Recorded data:
%%
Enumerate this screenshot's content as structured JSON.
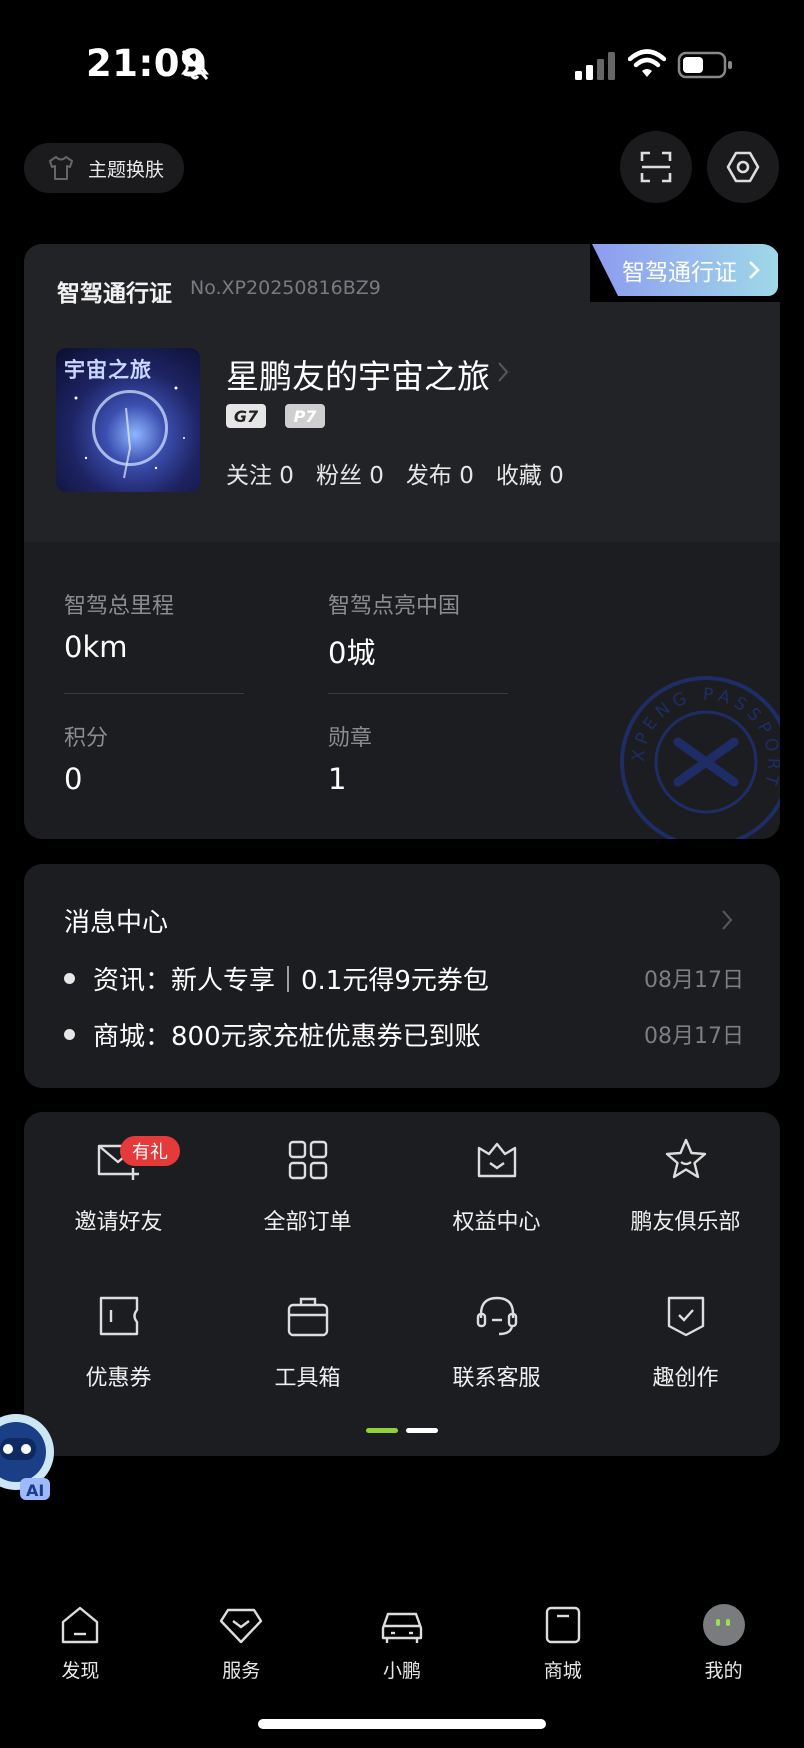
{
  "status_bar": {
    "time": "21:09"
  },
  "header": {
    "theme_label": "主题换肤"
  },
  "passport": {
    "title": "智驾通行证",
    "number": "No.XP20250816BZ9",
    "tab_label": "智驾通行证",
    "avatar_text": "宇宙之旅",
    "nickname": "星鹏友的宇宙之旅",
    "tags": [
      "G7",
      "P7"
    ],
    "stats": {
      "follow": "关注 0",
      "fans": "粉丝 0",
      "posts": "发布 0",
      "favorites": "收藏 0"
    },
    "metrics": {
      "mileage_label": "智驾总里程",
      "mileage_value": "0km",
      "cities_label": "智驾点亮中国",
      "cities_value": "0城",
      "points_label": "积分",
      "points_value": "0",
      "medals_label": "勋章",
      "medals_value": "1"
    },
    "seal_text": "XPENG PASSPORT"
  },
  "messages": {
    "title": "消息中心",
    "items": [
      {
        "text": "资讯：新人专享｜0.1元得9元券包",
        "date": "08月17日"
      },
      {
        "text": "商城：800元家充桩优惠券已到账",
        "date": "08月17日"
      }
    ]
  },
  "features": {
    "badge": "有礼",
    "items": [
      {
        "label": "邀请好友",
        "icon": "invite-mail-icon"
      },
      {
        "label": "全部订单",
        "icon": "grid-icon"
      },
      {
        "label": "权益中心",
        "icon": "crown-icon"
      },
      {
        "label": "鹏友俱乐部",
        "icon": "star-icon"
      },
      {
        "label": "优惠券",
        "icon": "coupon-icon"
      },
      {
        "label": "工具箱",
        "icon": "toolbox-icon"
      },
      {
        "label": "联系客服",
        "icon": "headset-icon"
      },
      {
        "label": "趣创作",
        "icon": "shield-check-icon"
      }
    ],
    "page_count": 2,
    "active_page": 1
  },
  "bottom_nav": {
    "items": [
      {
        "label": "发现",
        "icon": "home-icon"
      },
      {
        "label": "服务",
        "icon": "diamond-icon"
      },
      {
        "label": "小鹏",
        "icon": "car-icon"
      },
      {
        "label": "商城",
        "icon": "bag-icon"
      },
      {
        "label": "我的",
        "icon": "avatar"
      }
    ],
    "active": "我的"
  },
  "colors": {
    "background": "#000000",
    "card": "#1c1d20",
    "accent_green": "#8fd13a",
    "badge_red": "#e53a3a",
    "tab_gradient_start": "#8d9bf0",
    "tab_gradient_end": "#9fd8e8"
  }
}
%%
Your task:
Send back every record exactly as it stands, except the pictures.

Expected answer:
Enumerate this screenshot's content as structured JSON.
{
  "status_bar": {
    "time": "21:09"
  },
  "header": {
    "theme_label": "主题换肤"
  },
  "passport": {
    "title": "智驾通行证",
    "number": "No.XP20250816BZ9",
    "tab_label": "智驾通行证",
    "avatar_text": "宇宙之旅",
    "nickname": "星鹏友的宇宙之旅",
    "tags": [
      "G7",
      "P7"
    ],
    "stats": {
      "follow": "关注 0",
      "fans": "粉丝 0",
      "posts": "发布 0",
      "favorites": "收藏 0"
    },
    "metrics": {
      "mileage_label": "智驾总里程",
      "mileage_value": "0km",
      "cities_label": "智驾点亮中国",
      "cities_value": "0城",
      "points_label": "积分",
      "points_value": "0",
      "medals_label": "勋章",
      "medals_value": "1"
    },
    "seal_text": "XPENG PASSPORT"
  },
  "messages": {
    "title": "消息中心",
    "items": [
      {
        "text": "资讯：新人专享｜0.1元得9元券包",
        "date": "08月17日"
      },
      {
        "text": "商城：800元家充桩优惠券已到账",
        "date": "08月17日"
      }
    ]
  },
  "features": {
    "badge": "有礼",
    "items": [
      {
        "label": "邀请好友",
        "icon": "invite-mail-icon"
      },
      {
        "label": "全部订单",
        "icon": "grid-icon"
      },
      {
        "label": "权益中心",
        "icon": "crown-icon"
      },
      {
        "label": "鹏友俱乐部",
        "icon": "star-icon"
      },
      {
        "label": "优惠券",
        "icon": "coupon-icon"
      },
      {
        "label": "工具箱",
        "icon": "toolbox-icon"
      },
      {
        "label": "联系客服",
        "icon": "headset-icon"
      },
      {
        "label": "趣创作",
        "icon": "shield-check-icon"
      }
    ],
    "page_count": 2,
    "active_page": 1
  },
  "bottom_nav": {
    "items": [
      {
        "label": "发现",
        "icon": "home-icon"
      },
      {
        "label": "服务",
        "icon": "diamond-icon"
      },
      {
        "label": "小鹏",
        "icon": "car-icon"
      },
      {
        "label": "商城",
        "icon": "bag-icon"
      },
      {
        "label": "我的",
        "icon": "avatar"
      }
    ],
    "active": "我的"
  },
  "colors": {
    "background": "#000000",
    "card": "#1c1d20",
    "accent_green": "#8fd13a",
    "badge_red": "#e53a3a",
    "tab_gradient_start": "#8d9bf0",
    "tab_gradient_end": "#9fd8e8"
  }
}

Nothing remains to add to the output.